Divorce, Dissolution and Separation Bill – what it means and where it is at now
The press widely reported on Director of Public Prosecutions Alison Saunders comments in an interview to the Evening Standard (8 August) relating to prosecuting rape cases. Headlines of “Prosecutors told to dig into accused rapist’s past” and “Alleged rapist past put on trial” picked up on comments attributed to Saunders in the Standard such as: “we are looking at how to prosecute certain types of cases, the more difficult ones. They tend to involve drugs or drink and people who know each other”. She apparently developed this by saying, “Some of it will be if you have already been in a relationship, understanding the dynamics of coercive and controlling behaviour and presenting cases in a way that doesn’t just look at the individual incident”.
Tackling violence against women and girls is a priority area for the CPS. Indeed if you look at the stats (CPS Violence Against Woman annual report 2016) sets out that rape, domestic abuse and sexual offences now account for 18.6 per cent of the CPS's total caseload and this figure has been increasing year-on-year. Though compared to (non-rape) sexual offences where the conviction rate is 78% the conviction rate for rape is 57.9%.
When we first read these comments, we questioned whether the DPP was misreported. The suggestion that the defendant’s sexual history must be relevant to “presenting cases in a way that doesn’t just look at the individual incident” appears to be the polar opposite to the approach taken to a complainant’s sexual history, which is caught by s. 41 Youth Justice and Criminal Evidence Act 1999 (“s. 41”).
The introduction of s. 41 was founded on an attempt to protect a complainant from cross-examination on the basis of the ‘twin-myths’, i.e. “that unchaste women were more likely to consent to intercourse and in any event, were less worthy of belief” (.R v Seaboyer (1991) 83 DLR (4th) 193, 258, 278C per McLachlin J).
S. 41 operates to restrict evidence of a complainant’s sexual history unless admitted through a specific gateway – in practice, the effect of s. 41 is to make the questioning of a complainant’s sexual history an exceptional course.
As presented in the media, the DPP’s comments would appear to advocate for a position where a defendant would face questioning on their sexual history while being prohibited from questioning the complainant on the same basis. This cannot be right.
Since then Alison Saunders has written a letter to clarify her remarks.
On balance, it would appear that the DPP was articulating a desire for prosecutors to ensure that a full investigation was conducted into the circumstances leading up to the sexual contact between the complainant and the defendant.
Indeed, as reported in the Law Gazette 14 August, Saunders confirmed that where an offence takes place in the context of a relationship, it is appropriate for investigators to look at longer-term patterns of behaviour which may add weight to the prosecution case. She explained that this approach was given a legal basis in relation to domestic abuse when section 76 of the Serious Crime Act came into force in December 2015 (with the offence of controlling and coercive behaviour). (See related blog). Confirmation was given that there is no intention on the part of the Crown Prosecution Service to apply this to all rape cases.

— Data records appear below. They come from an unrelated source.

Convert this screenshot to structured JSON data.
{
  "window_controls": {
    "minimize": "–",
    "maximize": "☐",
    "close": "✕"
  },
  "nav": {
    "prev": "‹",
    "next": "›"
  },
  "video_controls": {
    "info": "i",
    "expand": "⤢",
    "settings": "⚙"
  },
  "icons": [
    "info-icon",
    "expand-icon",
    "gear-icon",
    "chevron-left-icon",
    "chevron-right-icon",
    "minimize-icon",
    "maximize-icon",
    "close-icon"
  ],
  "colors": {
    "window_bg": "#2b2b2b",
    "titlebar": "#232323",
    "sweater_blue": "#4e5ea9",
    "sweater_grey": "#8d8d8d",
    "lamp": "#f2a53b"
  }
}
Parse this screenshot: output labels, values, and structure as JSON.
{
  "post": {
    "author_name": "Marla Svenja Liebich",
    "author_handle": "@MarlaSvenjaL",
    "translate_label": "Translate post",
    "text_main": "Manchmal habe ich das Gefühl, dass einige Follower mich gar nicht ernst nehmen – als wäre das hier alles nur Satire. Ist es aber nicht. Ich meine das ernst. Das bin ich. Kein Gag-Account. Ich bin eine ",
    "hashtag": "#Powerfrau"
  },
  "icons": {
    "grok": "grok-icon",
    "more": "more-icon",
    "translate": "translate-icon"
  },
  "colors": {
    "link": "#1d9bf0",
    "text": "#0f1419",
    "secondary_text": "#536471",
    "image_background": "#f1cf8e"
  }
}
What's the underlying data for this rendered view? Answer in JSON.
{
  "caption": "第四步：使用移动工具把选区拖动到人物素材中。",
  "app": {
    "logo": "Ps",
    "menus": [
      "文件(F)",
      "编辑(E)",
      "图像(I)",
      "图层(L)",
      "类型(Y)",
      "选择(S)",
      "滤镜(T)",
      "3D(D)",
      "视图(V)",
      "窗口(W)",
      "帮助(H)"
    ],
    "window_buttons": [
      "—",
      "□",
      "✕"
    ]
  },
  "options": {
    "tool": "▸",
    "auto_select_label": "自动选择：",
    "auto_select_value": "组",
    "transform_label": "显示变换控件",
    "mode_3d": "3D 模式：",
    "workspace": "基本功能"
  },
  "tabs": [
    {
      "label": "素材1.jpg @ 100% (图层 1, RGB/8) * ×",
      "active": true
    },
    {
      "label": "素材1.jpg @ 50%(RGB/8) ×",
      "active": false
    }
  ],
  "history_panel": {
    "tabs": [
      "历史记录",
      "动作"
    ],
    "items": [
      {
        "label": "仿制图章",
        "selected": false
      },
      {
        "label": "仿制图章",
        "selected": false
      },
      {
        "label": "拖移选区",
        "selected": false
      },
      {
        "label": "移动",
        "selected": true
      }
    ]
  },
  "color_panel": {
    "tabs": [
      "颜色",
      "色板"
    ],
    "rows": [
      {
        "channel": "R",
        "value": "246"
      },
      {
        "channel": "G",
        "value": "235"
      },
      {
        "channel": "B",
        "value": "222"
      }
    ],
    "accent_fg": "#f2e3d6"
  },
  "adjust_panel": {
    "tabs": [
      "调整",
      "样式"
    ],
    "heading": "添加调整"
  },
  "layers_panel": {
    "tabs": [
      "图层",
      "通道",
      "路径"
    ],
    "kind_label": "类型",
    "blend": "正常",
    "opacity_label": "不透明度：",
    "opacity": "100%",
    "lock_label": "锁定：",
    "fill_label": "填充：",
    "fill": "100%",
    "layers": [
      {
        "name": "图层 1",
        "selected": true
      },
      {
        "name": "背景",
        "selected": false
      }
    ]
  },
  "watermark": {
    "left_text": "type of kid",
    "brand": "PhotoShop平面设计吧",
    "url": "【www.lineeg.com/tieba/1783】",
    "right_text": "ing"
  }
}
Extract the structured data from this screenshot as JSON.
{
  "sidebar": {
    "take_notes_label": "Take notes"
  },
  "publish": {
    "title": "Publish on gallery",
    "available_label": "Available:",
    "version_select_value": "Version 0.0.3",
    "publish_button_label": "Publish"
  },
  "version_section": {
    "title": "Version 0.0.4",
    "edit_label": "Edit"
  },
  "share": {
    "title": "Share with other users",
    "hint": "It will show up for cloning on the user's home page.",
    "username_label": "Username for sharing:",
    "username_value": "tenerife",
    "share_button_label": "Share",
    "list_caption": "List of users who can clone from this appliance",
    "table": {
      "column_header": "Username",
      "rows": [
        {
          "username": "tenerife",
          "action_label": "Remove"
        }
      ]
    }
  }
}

In any event, evidence of the defendant’s sexual history would not be automatically admissible and any application to introduce such evidence would be subject to judicial oversight.
Bringing to justice the perpetrators of sexual offences should be a priority of the police and prosecution. This is an understandable desire given the significant reduction of resources which have led to bare-boned investigations often comprising of little more than the taking of a complainant’s account.
However, this requires proper resourcing and expertise not alarmist headlines.
Skip to content Home About Us Insights Services Contact Accessibility